Bring on the tough stuff - there’s not just one right answer.
Most novels about teens aren't written by teens (S.E. Hinton's The Outsiders being one exception.) Do you think Jay Asher creates realistic teenagers in this novel? Why or why not?
Is Hannah a sympathetic character? Do you like her? Do you feel for her?
Why is Clay on Hannah's list? Isn't it supposed to just be about people who led her to suicide?
The guys in this novel are shown in a pretty negative light. Guys, how do you feel about this? Girls?
Do you think Hannah's tapes will stay between the twelve people on the list, or will they be shown to the authorities and/or released to the public? Should they be? Why or why not?
Why doesn't Hannah call out Bryce and Jessica by name in Justin's second tape?
What did Mr. Porter do wrong? What could he have done better? What will he do with the tapes when he gets them?
Other works that deal with teen suicide include Willa Cather's short story "Paul's Case" and Shakespeare's Romeo and Juliet. How do these stories compare with Hannah's?
In Laurie Halse Anderson's novel Speak, main character Melinda Sordino becomes suicidal. What stops her from making the same tragic choice as Hannah Baker?
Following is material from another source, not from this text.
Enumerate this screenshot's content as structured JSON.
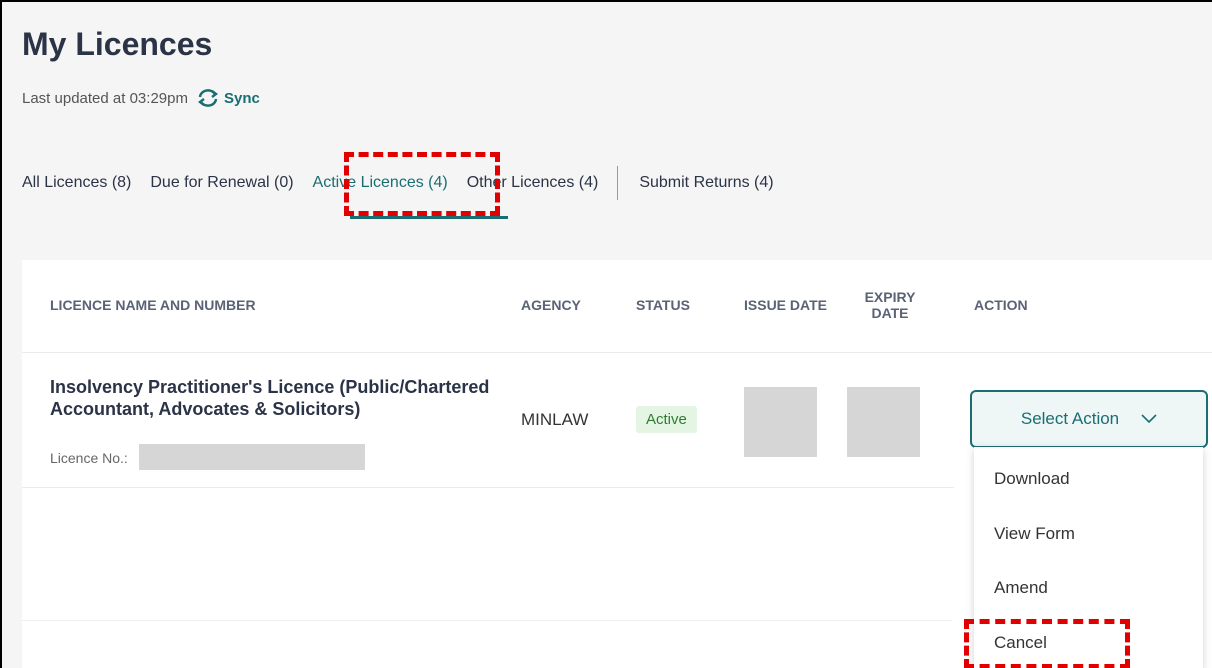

What advice could Melinda give Hannah that might have helped her?